The output should be every line below, retyped exactly, with no images.

*** Available records ***

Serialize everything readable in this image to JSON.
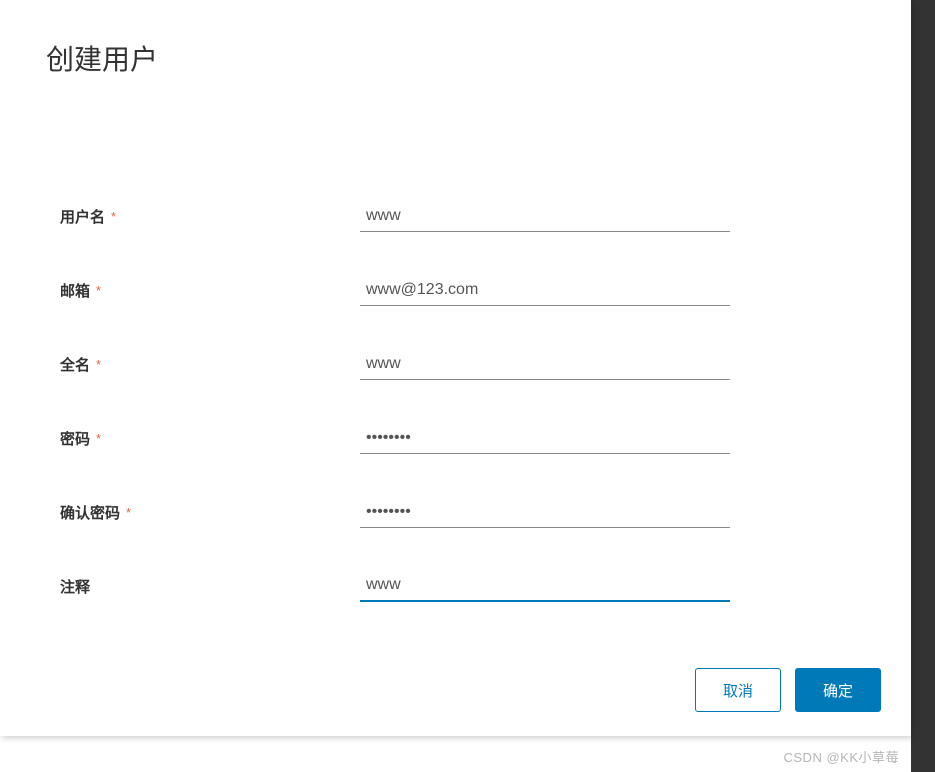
{
  "modal": {
    "title": "创建用户"
  },
  "form": {
    "username": {
      "label": "用户名",
      "required": "*",
      "value": "www"
    },
    "email": {
      "label": "邮箱",
      "required": "*",
      "value": "www@123.com"
    },
    "fullname": {
      "label": "全名",
      "required": "*",
      "value": "www"
    },
    "password": {
      "label": "密码",
      "required": "*",
      "value": "••••••••"
    },
    "confirm_password": {
      "label": "确认密码",
      "required": "*",
      "value": "••••••••"
    },
    "comment": {
      "label": "注释",
      "value": "www"
    }
  },
  "buttons": {
    "cancel": "取消",
    "confirm": "确定"
  },
  "watermark": "CSDN @KK小草莓"
}
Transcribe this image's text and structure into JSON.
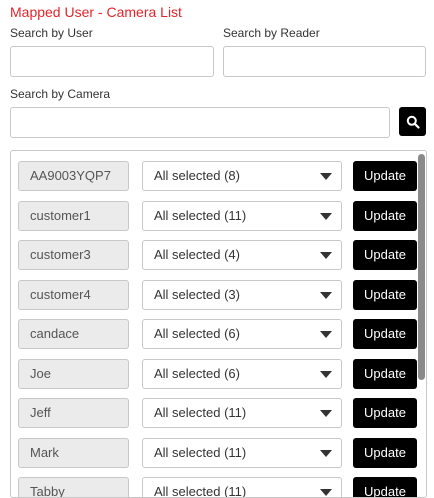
{
  "title": "Mapped User - Camera List",
  "search": {
    "user_label": "Search by User",
    "user_value": "",
    "reader_label": "Search by Reader",
    "reader_value": "",
    "camera_label": "Search by Camera",
    "camera_value": ""
  },
  "rows": [
    {
      "user": "AA9003YQP7",
      "selection": "All selected (8)",
      "button": "Update"
    },
    {
      "user": "customer1",
      "selection": "All selected (11)",
      "button": "Update"
    },
    {
      "user": "customer3",
      "selection": "All selected (4)",
      "button": "Update"
    },
    {
      "user": "customer4",
      "selection": "All selected (3)",
      "button": "Update"
    },
    {
      "user": "candace",
      "selection": "All selected (6)",
      "button": "Update"
    },
    {
      "user": "Joe",
      "selection": "All selected (6)",
      "button": "Update"
    },
    {
      "user": "Jeff",
      "selection": "All selected (11)",
      "button": "Update"
    },
    {
      "user": "Mark",
      "selection": "All selected (11)",
      "button": "Update"
    },
    {
      "user": "Tabby",
      "selection": "All selected (11)",
      "button": "Update"
    }
  ]
}
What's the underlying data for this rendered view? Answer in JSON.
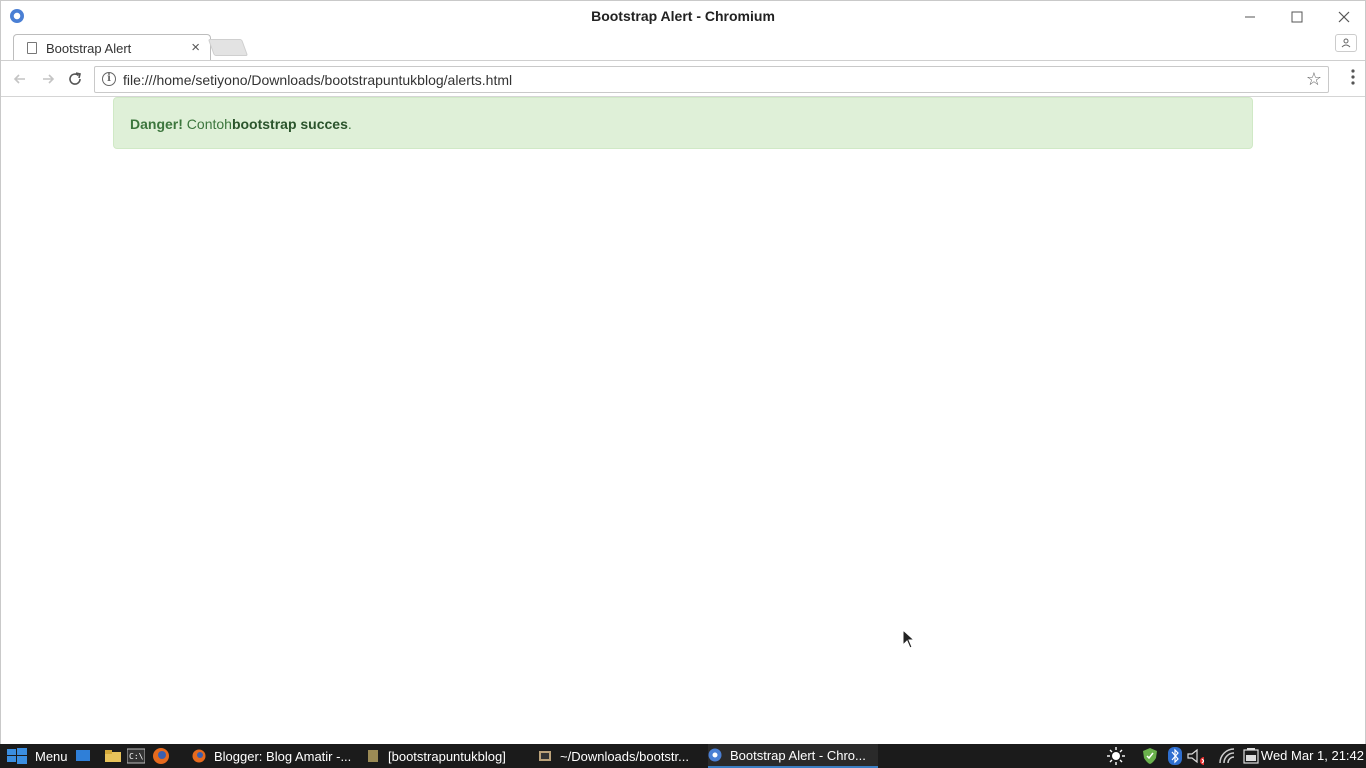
{
  "window": {
    "title": "Bootstrap Alert - Chromium"
  },
  "tabs": [
    {
      "label": "Bootstrap Alert",
      "close": "×"
    }
  ],
  "omnibox": {
    "info_glyph": "i",
    "url": "file:///home/setiyono/Downloads/bootstrapuntukblog/alerts.html",
    "star": "☆"
  },
  "page": {
    "alert": {
      "strong": "Danger!",
      "text1": " Contoh",
      "bold": "bootstrap succes",
      "text2": ".",
      "bg_color": "#dff0d8",
      "text_color": "#3c763d"
    }
  },
  "taskbar": {
    "menu_label": "Menu",
    "tasks": [
      {
        "label": "Blogger: Blog Amatir -...",
        "icon": "firefox-icon"
      },
      {
        "label": "[bootstrapuntukblog]",
        "icon": "folder-icon"
      },
      {
        "label": "~/Downloads/bootstr...",
        "icon": "editor-icon"
      },
      {
        "label": "Bootstrap Alert - Chro...",
        "icon": "chromium-icon"
      }
    ],
    "clock": "Wed Mar  1, 21:42"
  }
}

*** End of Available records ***

**Expected output:**
Serialize everything readable in this image to JSON.
{
  "modal": {
    "title": "创建用户"
  },
  "form": {
    "username": {
      "label": "用户名",
      "required": "*",
      "value": "www"
    },
    "email": {
      "label": "邮箱",
      "required": "*",
      "value": "www@123.com"
    },
    "fullname": {
      "label": "全名",
      "required": "*",
      "value": "www"
    },
    "password": {
      "label": "密码",
      "required": "*",
      "value": "••••••••"
    },
    "confirm_password": {
      "label": "确认密码",
      "required": "*",
      "value": "••••••••"
    },
    "comment": {
      "label": "注释",
      "value": "www"
    }
  },
  "buttons": {
    "cancel": "取消",
    "confirm": "确定"
  },
  "watermark": "CSDN @KK小草莓"
}
Transcribe this image's text and structure into JSON.
{
  "title": "Mapped User - Camera List",
  "search": {
    "user_label": "Search by User",
    "user_value": "",
    "reader_label": "Search by Reader",
    "reader_value": "",
    "camera_label": "Search by Camera",
    "camera_value": ""
  },
  "rows": [
    {
      "user": "AA9003YQP7",
      "selection": "All selected (8)",
      "button": "Update"
    },
    {
      "user": "customer1",
      "selection": "All selected (11)",
      "button": "Update"
    },
    {
      "user": "customer3",
      "selection": "All selected (4)",
      "button": "Update"
    },
    {
      "user": "customer4",
      "selection": "All selected (3)",
      "button": "Update"
    },
    {
      "user": "candace",
      "selection": "All selected (6)",
      "button": "Update"
    },
    {
      "user": "Joe",
      "selection": "All selected (6)",
      "button": "Update"
    },
    {
      "user": "Jeff",
      "selection": "All selected (11)",
      "button": "Update"
    },
    {
      "user": "Mark",
      "selection": "All selected (11)",
      "button": "Update"
    },
    {
      "user": "Tabby",
      "selection": "All selected (11)",
      "button": "Update"
    }
  ]
}
What's the underlying data for this rendered view? Answer in JSON.
{
  "window": {
    "title": "Bootstrap Alert - Chromium"
  },
  "tabs": [
    {
      "label": "Bootstrap Alert",
      "close": "×"
    }
  ],
  "omnibox": {
    "info_glyph": "i",
    "url": "file:///home/setiyono/Downloads/bootstrapuntukblog/alerts.html",
    "star": "☆"
  },
  "page": {
    "alert": {
      "strong": "Danger!",
      "text1": " Contoh",
      "bold": "bootstrap succes",
      "text2": ".",
      "bg_color": "#dff0d8",
      "text_color": "#3c763d"
    }
  },
  "taskbar": {
    "menu_label": "Menu",
    "tasks": [
      {
        "label": "Blogger: Blog Amatir -...",
        "icon": "firefox-icon"
      },
      {
        "label": "[bootstrapuntukblog]",
        "icon": "folder-icon"
      },
      {
        "label": "~/Downloads/bootstr...",
        "icon": "editor-icon"
      },
      {
        "label": "Bootstrap Alert - Chro...",
        "icon": "chromium-icon"
      }
    ],
    "clock": "Wed Mar  1, 21:42"
  }
}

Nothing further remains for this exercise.